Posted on: January 1st, 2017

In the recent case of Egon Zehnder Ltd v Mary Caroline Tillman, the High Court decided that the point of time at which the reasonableness of a non-compete clause in Mrs Tillman’s employment contract should be judged was the time when she entered into the contract, even though she had been promoted to a very senior role by the time she handed in her resignation notice.

The legal position is that a restrictive covenant is of no legal effect if it prevents an employee from working  unless the employer has a legitimate business interest to protect and that the protection provided by the restrictive covenant  is no more than  reasonably necessary, having regard to the interests of the employer, employee and the public interest. A court will consider whether some lesser form of protection for an employer would provide better protection for the employer, such as non-solicitation, non-dealing or confidentiality contract clauses.

The reasonableness of a restrictive covenant is assessed by the courts at the time the restriction is entered into; typically at the commencement of employment. It is either legally valid or invalid from the outset. If it is held to be invalid from the beginning, it cannot be held to be valid at a later date just because the employee’s circumstances have changed. The court will also look at what the parties intended at the time the contract was entered into.

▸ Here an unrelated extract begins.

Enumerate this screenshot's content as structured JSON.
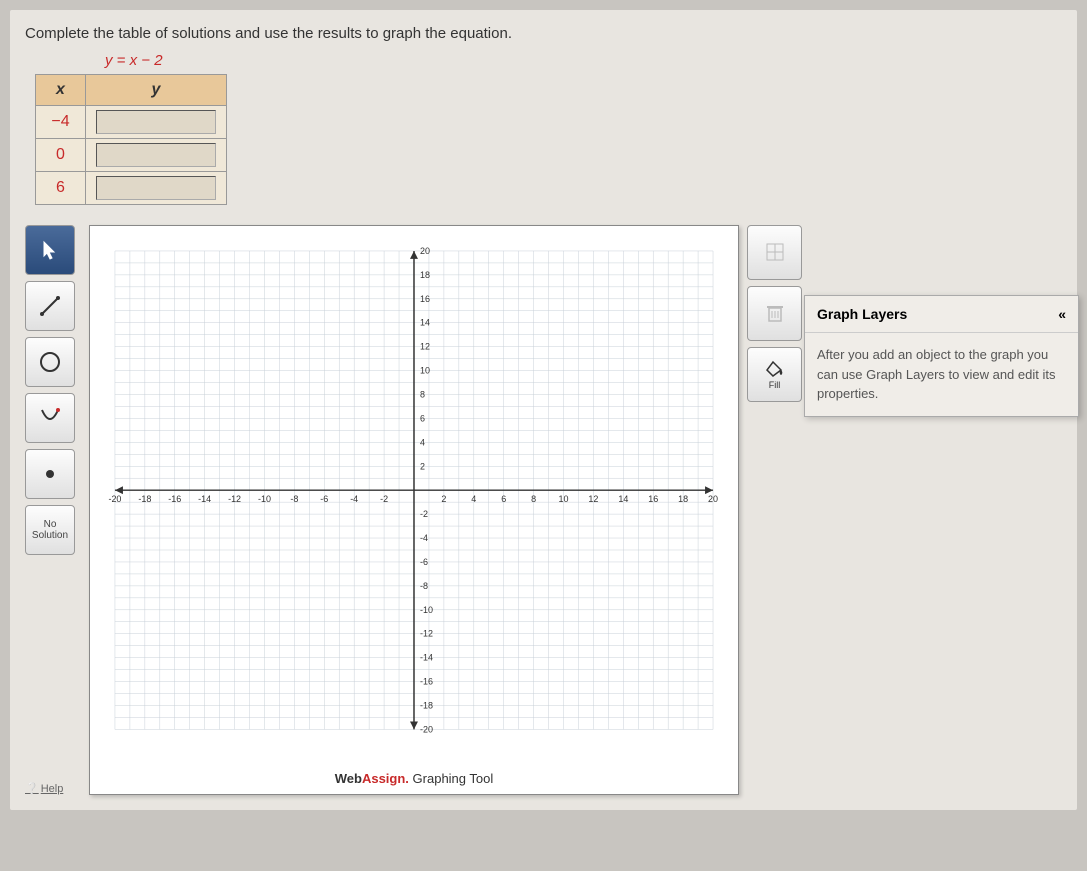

If a post-termination restrictive covenant is held by a court to be unreasonable, it is void and not enforceable by the employer. Even if a covenant is reasonable, an injunction to prevent a breach of the covenant may only be granted at the discretion of the court. The court will consider the competing interests of the employer and employee and whether the employee’s breach can be compensated by other means.

The case may be helpful for any employer who has evidence that they recruited an employee with a clear expectation of training or preparing that employee from the outset for a more senior role.

Employers are advised to ensure that the restrictive covenants in their staff employment contracts are appropriate to the role into which each employee is hired. Employers should also consider requiring an employee to enter into fresh restrictive covenants following a promotion, if the existing restrictions would no longer be relevant and adequate to protect the employer’s business.